The countries that walked out spotted this danger and, well, walked out.  For example, the treaty now includes provision to allow measures to prevent unsolicited bulk email.  None of us welcomes “spam”, as it’s known, but ask yourself this:  how would they know it is unsolicited unless they had a look at it?  And it’s only a small step from that to insist on looking at all emails.  One thing you can always be sure of is that if you give any government an inch, they will happily take a mile. 

Anyway, we are safe for the moment, but the lame duck treaty that emerged from that bad tempered event expires in 2015 and we do need something of its kind in place, or international communications will become more difficult at best.

It’s all rather a muddle, and emphasises the growing  digital divide between countries with free and effective use of the internet and those without;  only about a third of the world’s population has decent internet access, but it’s the two thirds who are generally in favour of the treaty as it is.

The ITU will no doubt seek to persuade the doubters to change their minds.  It’s happened before; the current treaty was initially rejected by scores of countries, but they all caved in eventually. 

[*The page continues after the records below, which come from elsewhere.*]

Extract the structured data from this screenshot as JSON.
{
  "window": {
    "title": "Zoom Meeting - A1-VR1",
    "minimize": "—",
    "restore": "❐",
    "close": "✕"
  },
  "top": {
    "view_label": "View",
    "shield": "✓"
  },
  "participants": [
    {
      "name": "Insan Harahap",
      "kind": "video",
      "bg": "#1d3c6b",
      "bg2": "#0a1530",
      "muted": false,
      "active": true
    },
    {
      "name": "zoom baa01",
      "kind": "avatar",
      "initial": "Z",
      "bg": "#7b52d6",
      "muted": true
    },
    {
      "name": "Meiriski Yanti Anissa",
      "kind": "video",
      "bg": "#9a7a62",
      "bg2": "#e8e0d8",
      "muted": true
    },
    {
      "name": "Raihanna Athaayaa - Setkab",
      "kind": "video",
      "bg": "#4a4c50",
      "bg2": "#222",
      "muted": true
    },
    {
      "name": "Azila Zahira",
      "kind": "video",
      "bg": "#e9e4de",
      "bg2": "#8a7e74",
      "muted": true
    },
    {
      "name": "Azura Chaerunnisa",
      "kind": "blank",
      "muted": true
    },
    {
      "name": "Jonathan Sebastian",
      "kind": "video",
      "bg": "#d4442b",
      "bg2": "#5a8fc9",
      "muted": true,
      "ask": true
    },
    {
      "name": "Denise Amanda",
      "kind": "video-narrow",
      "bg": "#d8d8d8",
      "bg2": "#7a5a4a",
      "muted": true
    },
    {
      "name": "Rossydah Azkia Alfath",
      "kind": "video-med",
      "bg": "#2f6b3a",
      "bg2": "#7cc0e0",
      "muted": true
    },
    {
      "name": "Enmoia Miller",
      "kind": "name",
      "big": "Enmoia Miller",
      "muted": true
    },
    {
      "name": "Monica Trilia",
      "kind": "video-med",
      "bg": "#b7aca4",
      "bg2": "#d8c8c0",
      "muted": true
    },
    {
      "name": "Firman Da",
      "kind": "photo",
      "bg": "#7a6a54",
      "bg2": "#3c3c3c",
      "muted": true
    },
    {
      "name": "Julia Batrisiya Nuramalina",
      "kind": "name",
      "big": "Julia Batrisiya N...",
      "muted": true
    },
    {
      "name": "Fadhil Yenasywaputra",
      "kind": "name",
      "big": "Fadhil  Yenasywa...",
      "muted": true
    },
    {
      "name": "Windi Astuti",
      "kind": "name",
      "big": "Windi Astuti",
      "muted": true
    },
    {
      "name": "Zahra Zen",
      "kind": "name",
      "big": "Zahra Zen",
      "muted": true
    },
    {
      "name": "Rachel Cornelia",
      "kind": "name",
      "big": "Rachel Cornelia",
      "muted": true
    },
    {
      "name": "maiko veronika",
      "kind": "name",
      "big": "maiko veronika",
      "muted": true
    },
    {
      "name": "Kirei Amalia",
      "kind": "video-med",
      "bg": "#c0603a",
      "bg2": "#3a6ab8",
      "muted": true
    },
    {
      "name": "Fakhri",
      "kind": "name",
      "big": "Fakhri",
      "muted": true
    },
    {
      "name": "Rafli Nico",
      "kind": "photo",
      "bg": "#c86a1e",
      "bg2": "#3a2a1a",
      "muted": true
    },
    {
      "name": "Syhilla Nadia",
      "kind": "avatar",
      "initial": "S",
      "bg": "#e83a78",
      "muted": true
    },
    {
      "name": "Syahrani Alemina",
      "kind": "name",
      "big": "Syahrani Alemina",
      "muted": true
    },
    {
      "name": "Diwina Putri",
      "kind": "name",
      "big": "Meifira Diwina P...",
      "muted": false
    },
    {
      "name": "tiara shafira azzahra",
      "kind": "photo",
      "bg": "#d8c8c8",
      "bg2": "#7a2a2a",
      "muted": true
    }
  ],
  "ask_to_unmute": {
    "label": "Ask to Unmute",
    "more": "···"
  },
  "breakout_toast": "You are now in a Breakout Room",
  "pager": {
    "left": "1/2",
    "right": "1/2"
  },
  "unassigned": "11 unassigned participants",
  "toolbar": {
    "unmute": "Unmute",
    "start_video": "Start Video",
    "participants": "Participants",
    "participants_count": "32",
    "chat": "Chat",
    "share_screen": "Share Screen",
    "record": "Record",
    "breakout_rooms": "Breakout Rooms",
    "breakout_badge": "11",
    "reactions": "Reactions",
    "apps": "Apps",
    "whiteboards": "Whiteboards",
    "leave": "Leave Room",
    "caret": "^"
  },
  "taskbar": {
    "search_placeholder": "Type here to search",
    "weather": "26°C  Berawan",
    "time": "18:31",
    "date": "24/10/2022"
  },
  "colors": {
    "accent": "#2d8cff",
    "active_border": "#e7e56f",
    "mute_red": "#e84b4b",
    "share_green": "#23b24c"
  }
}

Ironically, it may be the internet, the very subject of the treaty, which prevents that happening now.  There is a lot of very public opposition plastered all over cyberspace and it’s growing.  I’ll let you know how matters develop.

Download the final agreement from here
(if you are really short of a thing to do...)